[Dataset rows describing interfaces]
....

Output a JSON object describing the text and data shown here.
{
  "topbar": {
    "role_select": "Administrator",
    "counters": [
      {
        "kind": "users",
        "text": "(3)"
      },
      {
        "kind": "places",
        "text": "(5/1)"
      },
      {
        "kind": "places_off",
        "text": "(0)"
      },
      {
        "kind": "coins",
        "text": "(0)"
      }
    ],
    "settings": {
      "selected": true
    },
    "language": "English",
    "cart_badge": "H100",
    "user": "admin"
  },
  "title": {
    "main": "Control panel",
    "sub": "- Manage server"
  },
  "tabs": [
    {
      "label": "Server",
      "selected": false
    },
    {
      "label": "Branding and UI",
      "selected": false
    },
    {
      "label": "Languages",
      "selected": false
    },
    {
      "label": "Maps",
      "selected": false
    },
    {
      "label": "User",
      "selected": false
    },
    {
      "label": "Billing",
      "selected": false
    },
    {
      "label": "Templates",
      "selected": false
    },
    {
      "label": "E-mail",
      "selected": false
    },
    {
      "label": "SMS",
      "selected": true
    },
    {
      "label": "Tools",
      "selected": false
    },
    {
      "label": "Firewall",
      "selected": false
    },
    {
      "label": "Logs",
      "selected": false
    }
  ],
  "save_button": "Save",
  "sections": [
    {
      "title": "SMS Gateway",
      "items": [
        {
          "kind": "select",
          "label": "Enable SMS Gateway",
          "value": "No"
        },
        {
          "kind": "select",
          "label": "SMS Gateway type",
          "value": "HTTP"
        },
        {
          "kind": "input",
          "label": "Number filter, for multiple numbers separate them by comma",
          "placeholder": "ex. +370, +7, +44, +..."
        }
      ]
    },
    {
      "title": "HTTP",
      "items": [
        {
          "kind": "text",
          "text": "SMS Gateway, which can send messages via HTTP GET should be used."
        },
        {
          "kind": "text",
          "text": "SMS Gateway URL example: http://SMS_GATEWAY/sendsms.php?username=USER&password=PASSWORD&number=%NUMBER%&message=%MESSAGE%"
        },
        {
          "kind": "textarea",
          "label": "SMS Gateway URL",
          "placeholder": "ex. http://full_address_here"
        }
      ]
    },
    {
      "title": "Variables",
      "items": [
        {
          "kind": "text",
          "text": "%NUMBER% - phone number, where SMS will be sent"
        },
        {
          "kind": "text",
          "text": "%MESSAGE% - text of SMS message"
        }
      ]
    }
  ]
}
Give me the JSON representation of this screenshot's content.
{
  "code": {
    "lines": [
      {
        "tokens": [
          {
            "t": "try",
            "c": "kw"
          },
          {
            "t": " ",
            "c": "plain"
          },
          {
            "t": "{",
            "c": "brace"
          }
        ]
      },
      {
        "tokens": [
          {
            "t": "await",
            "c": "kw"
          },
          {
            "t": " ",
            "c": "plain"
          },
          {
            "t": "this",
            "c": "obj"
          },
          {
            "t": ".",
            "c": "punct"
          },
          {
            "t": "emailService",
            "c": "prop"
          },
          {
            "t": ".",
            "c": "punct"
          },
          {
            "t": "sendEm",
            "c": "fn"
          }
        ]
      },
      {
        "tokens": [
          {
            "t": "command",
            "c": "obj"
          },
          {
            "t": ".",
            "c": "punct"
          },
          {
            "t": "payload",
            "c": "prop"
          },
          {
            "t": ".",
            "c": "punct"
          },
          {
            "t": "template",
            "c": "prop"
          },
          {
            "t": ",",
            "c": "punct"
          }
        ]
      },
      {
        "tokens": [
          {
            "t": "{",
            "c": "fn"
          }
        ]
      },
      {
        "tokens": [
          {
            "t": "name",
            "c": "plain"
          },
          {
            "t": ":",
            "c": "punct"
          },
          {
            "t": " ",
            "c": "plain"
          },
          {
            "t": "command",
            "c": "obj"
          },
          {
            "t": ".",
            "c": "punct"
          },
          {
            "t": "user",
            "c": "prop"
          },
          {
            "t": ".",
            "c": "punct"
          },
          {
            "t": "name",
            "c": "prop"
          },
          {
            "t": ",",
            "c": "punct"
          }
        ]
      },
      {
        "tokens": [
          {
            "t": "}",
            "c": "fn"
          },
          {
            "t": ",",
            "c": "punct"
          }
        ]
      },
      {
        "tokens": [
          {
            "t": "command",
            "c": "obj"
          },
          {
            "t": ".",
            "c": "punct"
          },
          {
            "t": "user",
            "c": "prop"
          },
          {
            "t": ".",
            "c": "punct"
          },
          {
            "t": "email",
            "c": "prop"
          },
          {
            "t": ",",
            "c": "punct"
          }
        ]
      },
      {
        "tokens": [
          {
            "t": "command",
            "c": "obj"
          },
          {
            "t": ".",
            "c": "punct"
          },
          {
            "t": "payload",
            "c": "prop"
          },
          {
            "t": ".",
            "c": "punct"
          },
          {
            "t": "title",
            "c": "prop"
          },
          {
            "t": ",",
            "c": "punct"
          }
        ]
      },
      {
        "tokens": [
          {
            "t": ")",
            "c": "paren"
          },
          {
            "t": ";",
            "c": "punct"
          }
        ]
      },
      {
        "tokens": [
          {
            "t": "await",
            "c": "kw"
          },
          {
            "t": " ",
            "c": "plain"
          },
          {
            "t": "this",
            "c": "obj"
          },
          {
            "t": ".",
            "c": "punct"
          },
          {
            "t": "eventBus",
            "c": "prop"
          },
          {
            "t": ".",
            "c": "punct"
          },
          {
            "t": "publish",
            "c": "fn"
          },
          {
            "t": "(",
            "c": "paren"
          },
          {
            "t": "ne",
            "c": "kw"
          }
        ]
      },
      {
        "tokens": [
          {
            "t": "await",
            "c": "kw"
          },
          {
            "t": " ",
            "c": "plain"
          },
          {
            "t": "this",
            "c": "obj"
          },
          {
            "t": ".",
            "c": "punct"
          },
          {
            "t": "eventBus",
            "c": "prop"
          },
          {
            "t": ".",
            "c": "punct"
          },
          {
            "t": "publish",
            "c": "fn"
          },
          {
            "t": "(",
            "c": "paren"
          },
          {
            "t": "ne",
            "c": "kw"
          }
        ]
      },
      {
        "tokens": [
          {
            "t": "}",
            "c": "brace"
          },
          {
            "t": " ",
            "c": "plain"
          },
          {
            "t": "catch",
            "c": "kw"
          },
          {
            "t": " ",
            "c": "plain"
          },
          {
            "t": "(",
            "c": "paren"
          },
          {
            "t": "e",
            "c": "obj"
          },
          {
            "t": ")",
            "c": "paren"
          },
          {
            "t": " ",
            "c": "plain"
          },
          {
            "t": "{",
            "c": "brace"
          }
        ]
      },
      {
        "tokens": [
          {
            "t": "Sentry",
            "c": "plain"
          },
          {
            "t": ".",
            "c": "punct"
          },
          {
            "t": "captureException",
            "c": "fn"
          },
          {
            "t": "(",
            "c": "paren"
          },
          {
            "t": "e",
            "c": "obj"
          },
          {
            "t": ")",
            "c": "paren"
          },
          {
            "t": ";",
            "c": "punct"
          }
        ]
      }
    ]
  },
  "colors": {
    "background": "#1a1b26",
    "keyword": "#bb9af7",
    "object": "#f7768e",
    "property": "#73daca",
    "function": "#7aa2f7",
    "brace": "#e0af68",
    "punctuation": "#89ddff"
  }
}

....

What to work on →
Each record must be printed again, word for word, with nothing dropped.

Completed exercise →
Output a JSON object describing the text and data shown here.
{
  "topbar": {
    "role_select": "Administrator",
    "counters": [
      {
        "kind": "users",
        "text": "(3)"
      },
      {
        "kind": "places",
        "text": "(5/1)"
      },
      {
        "kind": "places_off",
        "text": "(0)"
      },
      {
        "kind": "coins",
        "text": "(0)"
      }
    ],
    "settings": {
      "selected": true
    },
    "language": "English",
    "cart_badge": "H100",
    "user": "admin"
  },
  "title": {
    "main": "Control panel",
    "sub": "- Manage server"
  },
  "tabs": [
    {
      "label": "Server",
      "selected": false
    },
    {
      "label": "Branding and UI",
      "selected": false
    },
    {
      "label": "Languages",
      "selected": false
    },
    {
      "label": "Maps",
      "selected": false
    },
    {
      "label": "User",
      "selected": false
    },
    {
      "label": "Billing",
      "selected": false
    },
    {
      "label": "Templates",
      "selected": false
    },
    {
      "label": "E-mail",
      "selected": false
    },
    {
      "label": "SMS",
      "selected": true
    },
    {
      "label": "Tools",
      "selected": false
    },
    {
      "label": "Firewall",
      "selected": false
    },
    {
      "label": "Logs",
      "selected": false
    }
  ],
  "save_button": "Save",
  "sections": [
    {
      "title": "SMS Gateway",
      "items": [
        {
          "kind": "select",
          "label": "Enable SMS Gateway",
          "value": "No"
        },
        {
          "kind": "select",
          "label": "SMS Gateway type",
          "value": "HTTP"
        },
        {
          "kind": "input",
          "label": "Number filter, for multiple numbers separate them by comma",
          "placeholder": "ex. +370, +7, +44, +..."
        }
      ]
    },
    {
      "title": "HTTP",
      "items": [
        {
          "kind": "text",
          "text": "SMS Gateway, which can send messages via HTTP GET should be used."
        },
        {
          "kind": "text",
          "text": "SMS Gateway URL example: http://SMS_GATEWAY/sendsms.php?username=USER&password=PASSWORD&number=%NUMBER%&message=%MESSAGE%"
        },
        {
          "kind": "textarea",
          "label": "SMS Gateway URL",
          "placeholder": "ex. http://full_address_here"
        }
      ]
    },
    {
      "title": "Variables",
      "items": [
        {
          "kind": "text",
          "text": "%NUMBER% - phone number, where SMS will be sent"
        },
        {
          "kind": "text",
          "text": "%MESSAGE% - text of SMS message"
        }
      ]
    }
  ]
}
Give me the JSON representation of this screenshot's content.
{
  "code": {
    "lines": [
      {
        "tokens": [
          {
            "t": "try",
            "c": "kw"
          },
          {
            "t": " ",
            "c": "plain"
          },
          {
            "t": "{",
            "c": "brace"
          }
        ]
      },
      {
        "tokens": [
          {
            "t": "await",
            "c": "kw"
          },
          {
            "t": " ",
            "c": "plain"
          },
          {
            "t": "this",
            "c": "obj"
          },
          {
            "t": ".",
            "c": "punct"
          },
          {
            "t": "emailService",
            "c": "prop"
          },
          {
            "t": ".",
            "c": "punct"
          },
          {
            "t": "sendEm",
            "c": "fn"
          }
        ]
      },
      {
        "tokens": [
          {
            "t": "command",
            "c": "obj"
          },
          {
            "t": ".",
            "c": "punct"
          },
          {
            "t": "payload",
            "c": "prop"
          },
          {
            "t": ".",
            "c": "punct"
          },
          {
            "t": "template",
            "c": "prop"
          },
          {
            "t": ",",
            "c": "punct"
          }
        ]
      },
      {
        "tokens": [
          {
            "t": "{",
            "c": "fn"
          }
        ]
      },
      {
        "tokens": [
          {
            "t": "name",
            "c": "plain"
          },
          {
            "t": ":",
            "c": "punct"
          },
          {
            "t": " ",
            "c": "plain"
          },
          {
            "t": "command",
            "c": "obj"
          },
          {
            "t": ".",
            "c": "punct"
          },
          {
            "t": "user",
            "c": "prop"
          },
          {
            "t": ".",
            "c": "punct"
          },
          {
            "t": "name",
            "c": "prop"
          },
          {
            "t": ",",
            "c": "punct"
          }
        ]
      },
      {
        "tokens": [
          {
            "t": "}",
            "c": "fn"
          },
          {
            "t": ",",
            "c": "punct"
          }
        ]
      },
      {
        "tokens": [
          {
            "t": "command",
            "c": "obj"
          },
          {
            "t": ".",
            "c": "punct"
          },
          {
            "t": "user",
            "c": "prop"
          },
          {
            "t": ".",
            "c": "punct"
          },
          {
            "t": "email",
            "c": "prop"
          },
          {
            "t": ",",
            "c": "punct"
          }
        ]
      },
      {
        "tokens": [
          {
            "t": "command",
            "c": "obj"
          },
          {
            "t": ".",
            "c": "punct"
          },
          {
            "t": "payload",
            "c": "prop"
          },
          {
            "t": ".",
            "c": "punct"
          },
          {
            "t": "title",
            "c": "prop"
          },
          {
            "t": ",",
            "c": "punct"
          }
        ]
      },
      {
        "tokens": [
          {
            "t": ")",
            "c": "paren"
          },
          {
            "t": ";",
            "c": "punct"
          }
        ]
      },
      {
        "tokens": [
          {
            "t": "await",
            "c": "kw"
          },
          {
            "t": " ",
            "c": "plain"
          },
          {
            "t": "this",
            "c": "obj"
          },
          {
            "t": ".",
            "c": "punct"
          },
          {
            "t": "eventBus",
            "c": "prop"
          },
          {
            "t": ".",
            "c": "punct"
          },
          {
            "t": "publish",
            "c": "fn"
          },
          {
            "t": "(",
            "c": "paren"
          },
          {
            "t": "ne",
            "c": "kw"
          }
        ]
      },
      {
        "tokens": [
          {
            "t": "await",
            "c": "kw"
          },
          {
            "t": " ",
            "c": "plain"
          },
          {
            "t": "this",
            "c": "obj"
          },
          {
            "t": ".",
            "c": "punct"
          },
          {
            "t": "eventBus",
            "c": "prop"
          },
          {
            "t": ".",
            "c": "punct"
          },
          {
            "t": "publish",
            "c": "fn"
          },
          {
            "t": "(",
            "c": "paren"
          },
          {
            "t": "ne",
            "c": "kw"
          }
        ]
      },
      {
        "tokens": [
          {
            "t": "}",
            "c": "brace"
          },
          {
            "t": " ",
            "c": "plain"
          },
          {
            "t": "catch",
            "c": "kw"
          },
          {
            "t": " ",
            "c": "plain"
          },
          {
            "t": "(",
            "c": "paren"
          },
          {
            "t": "e",
            "c": "obj"
          },
          {
            "t": ")",
            "c": "paren"
          },
          {
            "t": " ",
            "c": "plain"
          },
          {
            "t": "{",
            "c": "brace"
          }
        ]
      },
      {
        "tokens": [
          {
            "t": "Sentry",
            "c": "plain"
          },
          {
            "t": ".",
            "c": "punct"
          },
          {
            "t": "captureException",
            "c": "fn"
          },
          {
            "t": "(",
            "c": "paren"
          },
          {
            "t": "e",
            "c": "obj"
          },
          {
            "t": ")",
            "c": "paren"
          },
          {
            "t": ";",
            "c": "punct"
          }
        ]
      }
    ]
  },
  "colors": {
    "background": "#1a1b26",
    "keyword": "#bb9af7",
    "object": "#f7768e",
    "property": "#73daca",
    "function": "#7aa2f7",
    "brace": "#e0af68",
    "punctuation": "#89ddff"
  }
}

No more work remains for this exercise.